I have been thinking about complexity for a good couple of years now, but have not been able to communicate why I think it is important. What I’d like to do, in probably a few posts is to attempt to explain it’s usefulness.
Complexity is the study of relationships.
Complexity students have created images that help us understand different structures of relationships.
This classic diagram describes the different forms a network can take. The dots are commonly called ‘nodes’, the dashed lines ‘links’. These diagrams were developed to illustrate telecommunications systems, but they can help us to visualise many different networked relationships.
Think of a system of relationships you are a part of, or are interested in. Make sure you are clear about 1: what the network represents 2. what the nodes represent 3: what the links represent.
1: an ecosystem 2: living organisms 3: nutrient exchange, as in a food web
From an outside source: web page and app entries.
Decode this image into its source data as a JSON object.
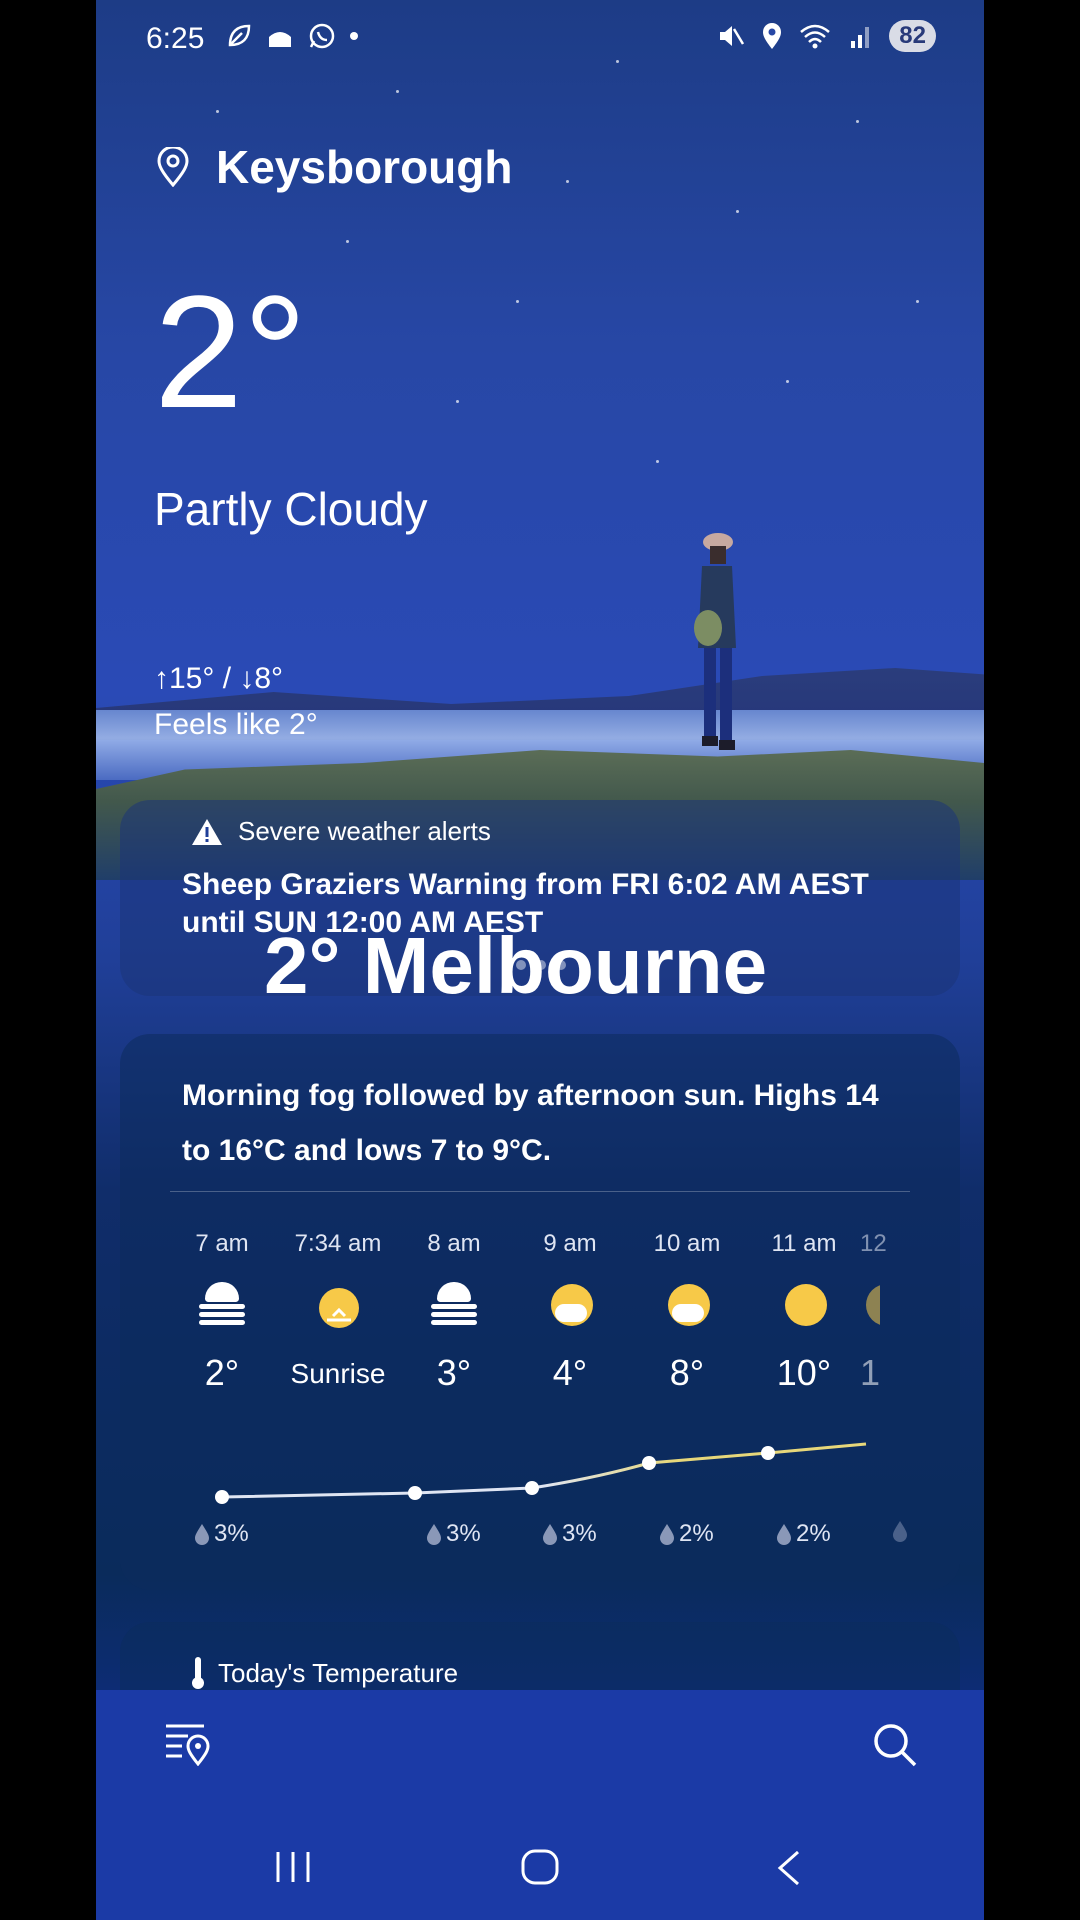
{
  "status_bar": {
    "time": "6:25",
    "battery": "82"
  },
  "location": {
    "city": "Keysborough"
  },
  "current": {
    "temp": "2°",
    "condition": "Partly Cloudy",
    "hi_lo": "↑15° / ↓8°",
    "feels_like": "Feels like 2°"
  },
  "alert": {
    "heading": "Severe weather alerts",
    "text": "Sheep Graziers Warning from FRI 6:02 AM AEST until SUN 12:00 AM AEST"
  },
  "overlay_title": "2° Melbourne",
  "forecast": {
    "summary": "Morning fog followed by afternoon sun. Highs 14 to 16°C and lows 7 to 9°C.",
    "hours": [
      {
        "time": "7 am",
        "icon": "fog-icon",
        "temp": "2°",
        "precip": "3%"
      },
      {
        "time": "7:34 am",
        "icon": "sunrise-icon",
        "temp": "Sunrise",
        "precip": ""
      },
      {
        "time": "8 am",
        "icon": "fog-icon",
        "temp": "3°",
        "precip": "3%"
      },
      {
        "time": "9 am",
        "icon": "sun-cloud-icon",
        "temp": "4°",
        "precip": "3%"
      },
      {
        "time": "10 am",
        "icon": "sun-cloud-icon",
        "temp": "8°",
        "precip": "2%"
      },
      {
        "time": "11 am",
        "icon": "sun-icon",
        "temp": "10°",
        "precip": "2%"
      },
      {
        "time": "12",
        "icon": "sun-cloud-icon",
        "temp": "1",
        "precip": ""
      }
    ]
  },
  "today_section": {
    "label": "Today's Temperature"
  },
  "colors": {
    "sun": "#f7c948",
    "graph_warm": "#e7d77a",
    "graph_cool": "#dfe5f3",
    "bottom_bar": "#1b3aa6"
  }
}
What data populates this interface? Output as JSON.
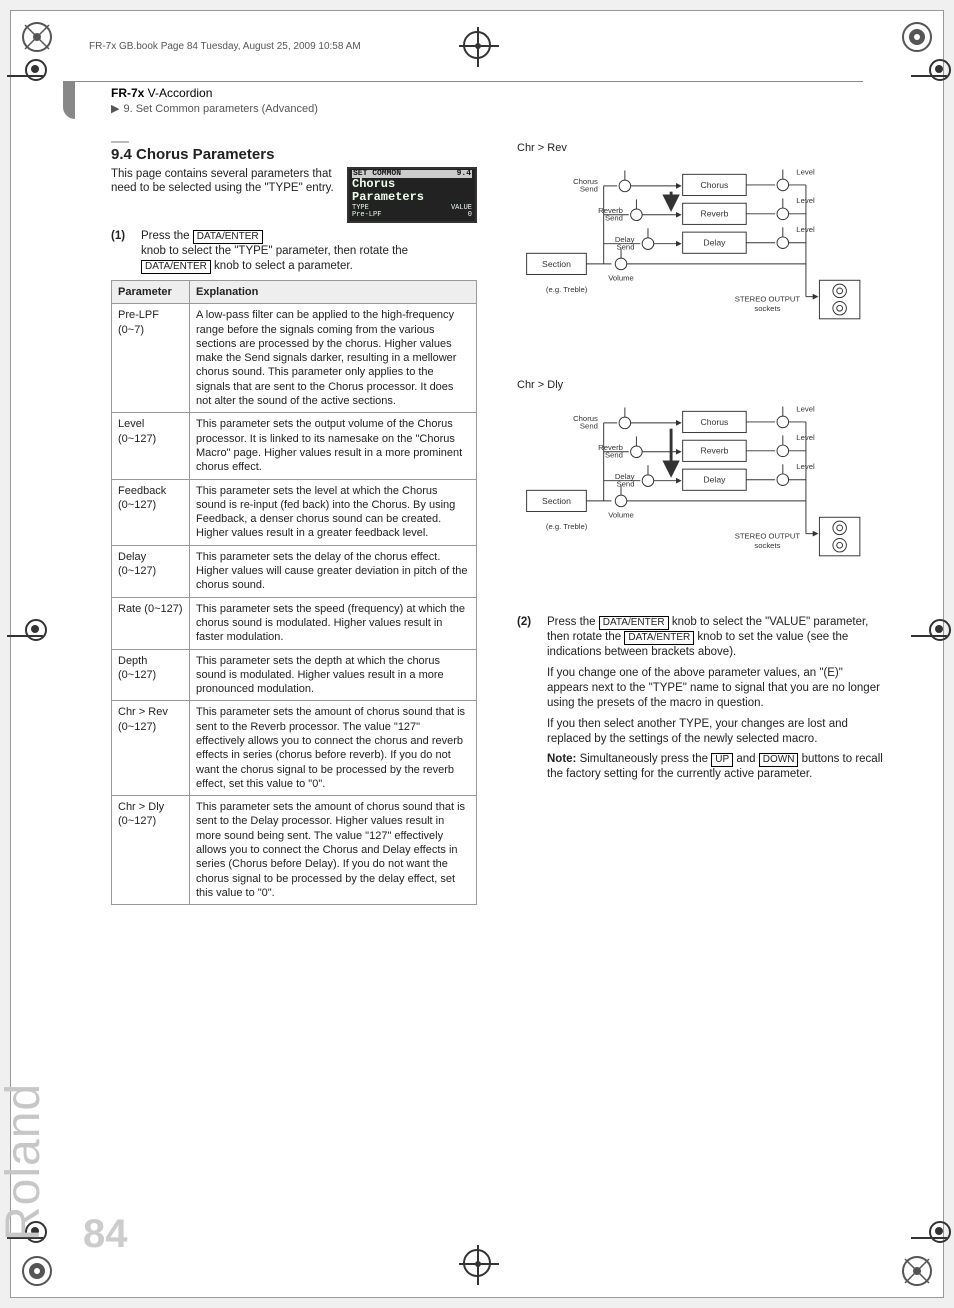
{
  "running_head": "FR-7x GB.book  Page 84  Tuesday, August 25, 2009  10:58 AM",
  "header": {
    "product_bold": "FR-7x",
    "product_rest": " V-Accordion",
    "section_nav": "9. Set Common parameters (Advanced)"
  },
  "section": {
    "title": "9.4 Chorus Parameters",
    "intro": "This page contains several parameters that need to be selected using the \"TYPE\" entry.",
    "lcd": {
      "bar_left": "SET COMMON",
      "bar_right": "9.4",
      "l2": "Chorus",
      "l3": "Parameters",
      "l4a": "TYPE",
      "l4b": "VALUE",
      "l5a": "Pre-LPF",
      "l5b": "0"
    }
  },
  "step1": {
    "num": "(1)",
    "line1_before": "Press the ",
    "btn": "DATA/ENTER",
    "line2": "knob to select the \"TYPE\" parameter, then rotate the ",
    "line3": " knob to select a parameter."
  },
  "table_head": {
    "c1": "Parameter",
    "c2": "Explanation"
  },
  "rows": [
    {
      "p": "Pre-LPF (0~7)",
      "e": "A low-pass filter can be applied to the high-frequency range before the signals coming from the various sections are processed by the chorus. Higher values make the Send signals darker, resulting in a mellower chorus sound. This parameter only applies to the signals that are sent to the Chorus processor. It does not alter the sound of the active sections."
    },
    {
      "p": "Level (0~127)",
      "e": "This parameter sets the output volume of the Chorus processor. It is linked to its namesake on the \"Chorus Macro\" page. Higher values result in a more prominent chorus effect."
    },
    {
      "p": "Feedback (0~127)",
      "e": "This parameter sets the level at which the Chorus sound is re-input (fed back) into the Chorus. By using Feedback, a denser chorus sound can be created. Higher values result in a greater feedback level."
    },
    {
      "p": "Delay (0~127)",
      "e": "This parameter sets the delay of the chorus effect. Higher values will cause greater deviation in pitch of the chorus sound."
    },
    {
      "p": "Rate (0~127)",
      "e": "This parameter sets the speed (frequency) at which the chorus sound is modulated. Higher values result in faster modulation."
    },
    {
      "p": "Depth (0~127)",
      "e": "This parameter sets the depth at which the chorus sound is modulated. Higher values result in a more pronounced modulation."
    },
    {
      "p": "Chr > Rev (0~127)",
      "e": "This parameter sets the amount of chorus sound that is sent to the Reverb processor. The value \"127\" effectively allows you to connect the chorus and reverb effects in series (chorus before reverb). If you do not want the chorus signal to be processed by the reverb effect, set this value to \"0\"."
    },
    {
      "p": "Chr > Dly (0~127)",
      "e": "This parameter sets the amount of chorus sound that is sent to the Delay processor. Higher values result in more sound being sent. The value \"127\" effectively allows you to connect the Chorus and Delay effects in series (Chorus before Delay). If you do not want the chorus signal to be processed by the delay effect, set this value to \"0\"."
    }
  ],
  "diagrams": {
    "d1": {
      "title": "Chr > Rev",
      "section": "Section",
      "section_eg": "(e.g. Treble)",
      "volume": "Volume",
      "chorus_send": "Chorus\nSend",
      "reverb_send": "Reverb\nSend",
      "delay_send": "Delay\nSend",
      "chorus": "Chorus",
      "reverb": "Reverb",
      "delay": "Delay",
      "level": "Level",
      "out": "STEREO OUTPUT\nsockets"
    },
    "d2": {
      "title": "Chr > Dly"
    }
  },
  "step2": {
    "num": "(2)",
    "t1a": "Press the ",
    "t1b": " knob to select the \"VALUE\" parameter, then rotate the ",
    "t1c": " knob to set the value (see the indications between brackets above).",
    "p2": "If you change one of the above parameter values, an \"(E)\" appears next to the \"TYPE\" name to signal that you are no longer using the presets of the macro in question.",
    "p3": "If you then select another TYPE, your changes are lost and replaced by the settings of the newly selected macro.",
    "noteLabel": "Note:",
    "note_a": " Simultaneously press the ",
    "up": "UP",
    "note_b": " and ",
    "down": "DOWN",
    "note_c": " buttons to recall the factory setting for the currently active parameter."
  },
  "brand": "Roland",
  "page_number": "84"
}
1: twitter 2: twitter accounts 3: connections made on twitter e.g. replies, retweets, favourites (for an elegant representation of this, see hawksey.info/tagsexplorer/ )
What would be the positive and negative impact of organising your network in each of these different ways?
Think about what would happen to the whole system if one link or node broke. Would it look the same? This is a question about the system’s resilience.
Think about how long it would take to get a ‘message’ from one side of the network to another. How many links would you have to pass through? This is a question about the system’s efficiency.
Complex systems tend to take the form of a decentralised network, balancing resilience with efficiency. Many organic systems organise themselves in this way, and the internet, with it’s complex mix of computational and social dynamics does so too.
What I’m interested in is how these images help us to understand social relationships. Try looking at these diagrams as:
1: society 2: people 3: power relationships
What are the ethical implications of these different ways of organising?
In my next post, I will write about moments in my life that demonstrate each of these different ways of conducting relationships.